Try it
Everything in the data below is to be reproduced without any deviation.

Recorded data
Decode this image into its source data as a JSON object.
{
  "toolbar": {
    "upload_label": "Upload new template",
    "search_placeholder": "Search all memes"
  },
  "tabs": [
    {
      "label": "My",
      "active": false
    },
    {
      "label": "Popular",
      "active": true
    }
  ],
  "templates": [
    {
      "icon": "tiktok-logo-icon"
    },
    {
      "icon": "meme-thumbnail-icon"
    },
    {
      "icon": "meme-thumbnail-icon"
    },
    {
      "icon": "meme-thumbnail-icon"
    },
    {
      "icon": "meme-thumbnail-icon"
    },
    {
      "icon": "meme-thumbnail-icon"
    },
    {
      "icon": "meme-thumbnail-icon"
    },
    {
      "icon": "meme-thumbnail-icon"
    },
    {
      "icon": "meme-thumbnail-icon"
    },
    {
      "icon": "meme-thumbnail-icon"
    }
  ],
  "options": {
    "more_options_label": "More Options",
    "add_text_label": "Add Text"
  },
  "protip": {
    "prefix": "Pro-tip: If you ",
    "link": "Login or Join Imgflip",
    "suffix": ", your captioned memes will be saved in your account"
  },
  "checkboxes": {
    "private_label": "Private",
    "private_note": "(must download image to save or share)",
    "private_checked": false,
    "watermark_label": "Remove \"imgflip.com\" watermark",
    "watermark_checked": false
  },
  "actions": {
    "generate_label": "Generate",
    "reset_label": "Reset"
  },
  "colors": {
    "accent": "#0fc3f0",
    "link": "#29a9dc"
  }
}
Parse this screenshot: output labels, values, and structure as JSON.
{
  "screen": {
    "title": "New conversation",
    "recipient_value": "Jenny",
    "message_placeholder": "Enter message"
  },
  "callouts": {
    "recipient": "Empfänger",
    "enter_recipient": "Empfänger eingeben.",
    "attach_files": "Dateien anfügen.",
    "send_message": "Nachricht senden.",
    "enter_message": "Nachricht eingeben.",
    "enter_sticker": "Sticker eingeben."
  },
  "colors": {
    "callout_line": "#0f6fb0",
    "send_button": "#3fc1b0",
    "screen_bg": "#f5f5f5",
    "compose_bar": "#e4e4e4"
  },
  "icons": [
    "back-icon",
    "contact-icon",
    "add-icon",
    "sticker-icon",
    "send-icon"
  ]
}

Result of the exercise
Decode this image into its source data as a JSON object.
{
  "toolbar": {
    "upload_label": "Upload new template",
    "search_placeholder": "Search all memes"
  },
  "tabs": [
    {
      "label": "My",
      "active": false
    },
    {
      "label": "Popular",
      "active": true
    }
  ],
  "templates": [
    {
      "icon": "tiktok-logo-icon"
    },
    {
      "icon": "meme-thumbnail-icon"
    },
    {
      "icon": "meme-thumbnail-icon"
    },
    {
      "icon": "meme-thumbnail-icon"
    },
    {
      "icon": "meme-thumbnail-icon"
    },
    {
      "icon": "meme-thumbnail-icon"
    },
    {
      "icon": "meme-thumbnail-icon"
    },
    {
      "icon": "meme-thumbnail-icon"
    },
    {
      "icon": "meme-thumbnail-icon"
    },
    {
      "icon": "meme-thumbnail-icon"
    }
  ],
  "options": {
    "more_options_label": "More Options",
    "add_text_label": "Add Text"
  },
  "protip": {
    "prefix": "Pro-tip: If you ",
    "link": "Login or Join Imgflip",
    "suffix": ", your captioned memes will be saved in your account"
  },
  "checkboxes": {
    "private_label": "Private",
    "private_note": "(must download image to save or share)",
    "private_checked": false,
    "watermark_label": "Remove \"imgflip.com\" watermark",
    "watermark_checked": false
  },
  "actions": {
    "generate_label": "Generate",
    "reset_label": "Reset"
  },
  "colors": {
    "accent": "#0fc3f0",
    "link": "#29a9dc"
  }
}
Parse this screenshot: output labels, values, and structure as JSON.
{
  "screen": {
    "title": "New conversation",
    "recipient_value": "Jenny",
    "message_placeholder": "Enter message"
  },
  "callouts": {
    "recipient": "Empfänger",
    "enter_recipient": "Empfänger eingeben.",
    "attach_files": "Dateien anfügen.",
    "send_message": "Nachricht senden.",
    "enter_message": "Nachricht eingeben.",
    "enter_sticker": "Sticker eingeben."
  },
  "colors": {
    "callout_line": "#0f6fb0",
    "send_button": "#3fc1b0",
    "screen_bg": "#f5f5f5",
    "compose_bar": "#e4e4e4"
  },
  "icons": [
    "back-icon",
    "contact-icon",
    "add-icon",
    "sticker-icon",
    "send-icon"
  ]
}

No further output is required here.